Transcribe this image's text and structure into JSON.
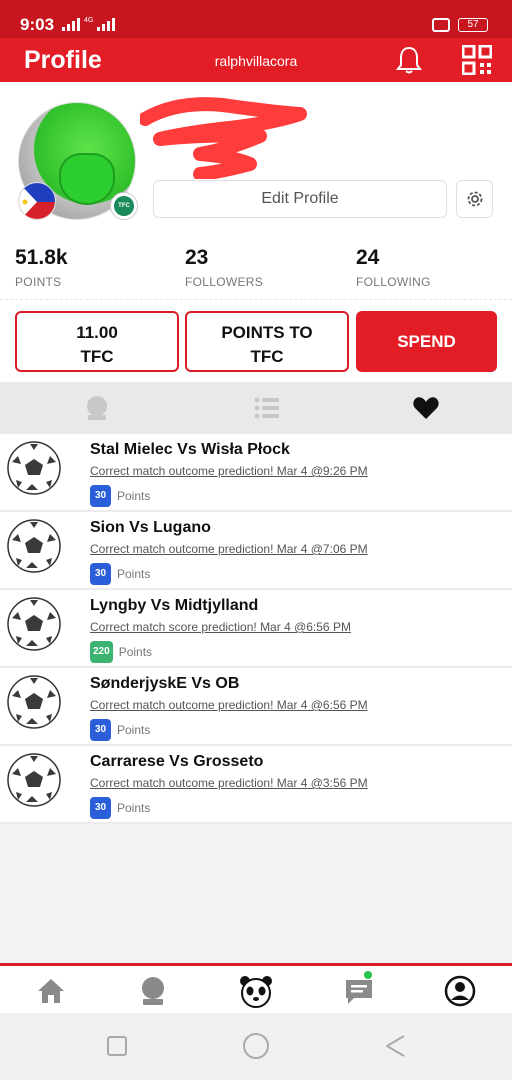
{
  "status_bar": {
    "time": "9:03",
    "network": "4G",
    "battery": "57"
  },
  "header": {
    "title": "Profile",
    "username": "ralphvillacora"
  },
  "profile": {
    "edit_label": "Edit Profile",
    "tfc_badge": "TFC",
    "stats": [
      {
        "value": "51.8k",
        "label": "POINTS"
      },
      {
        "value": "23",
        "label": "FOLLOWERS"
      },
      {
        "value": "24",
        "label": "FOLLOWING"
      }
    ],
    "actions": {
      "balance_line1": "11.00",
      "balance_line2": "TFC",
      "convert_line1": "POINTS TO",
      "convert_line2": "TFC",
      "spend": "SPEND"
    }
  },
  "tabs": [
    {
      "icon": "crystal-ball-icon",
      "active": false
    },
    {
      "icon": "list-icon",
      "active": false
    },
    {
      "icon": "heart-icon",
      "active": true
    }
  ],
  "feed": [
    {
      "title": "Stal Mielec Vs Wisła Płock",
      "detail": "Correct match outcome prediction! Mar 4 @9:26 PM",
      "points": "30",
      "points_label": "Points",
      "badge_color": "#2b5fd9"
    },
    {
      "title": "Sion Vs Lugano",
      "detail": "Correct match outcome prediction! Mar 4 @7:06 PM",
      "points": "30",
      "points_label": "Points",
      "badge_color": "#2b5fd9"
    },
    {
      "title": "Lyngby Vs Midtjylland",
      "detail": "Correct match score prediction! Mar 4 @6:56 PM",
      "points": "220",
      "points_label": "Points",
      "badge_color": "#3cb371"
    },
    {
      "title": "SønderjyskE Vs OB",
      "detail": "Correct match outcome prediction! Mar 4 @6:56 PM",
      "points": "30",
      "points_label": "Points",
      "badge_color": "#2b5fd9"
    },
    {
      "title": "Carrarese Vs Grosseto",
      "detail": "Correct match outcome prediction! Mar 4 @3:56 PM",
      "points": "30",
      "points_label": "Points",
      "badge_color": "#2b5fd9"
    }
  ],
  "bottom_nav": [
    {
      "icon": "home-icon"
    },
    {
      "icon": "crystal-ball-icon"
    },
    {
      "icon": "panda-icon"
    },
    {
      "icon": "chat-icon",
      "notification": true
    },
    {
      "icon": "user-icon"
    }
  ],
  "colors": {
    "brand_red": "#e31d26",
    "status_red": "#c7161f",
    "blue_badge": "#2b5fd9",
    "green_badge": "#3cb371",
    "notification_green": "#27c24c"
  }
}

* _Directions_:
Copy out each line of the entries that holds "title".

* _Your response_:
    "title": "Profile",
      "title": "Stal Mielec Vs Wisła Płock",
      "title": "Sion Vs Lugano",
      "title": "Lyngby Vs Midtjylland",
      "title": "SønderjyskE Vs OB",
      "title": "Carrarese Vs Grosseto",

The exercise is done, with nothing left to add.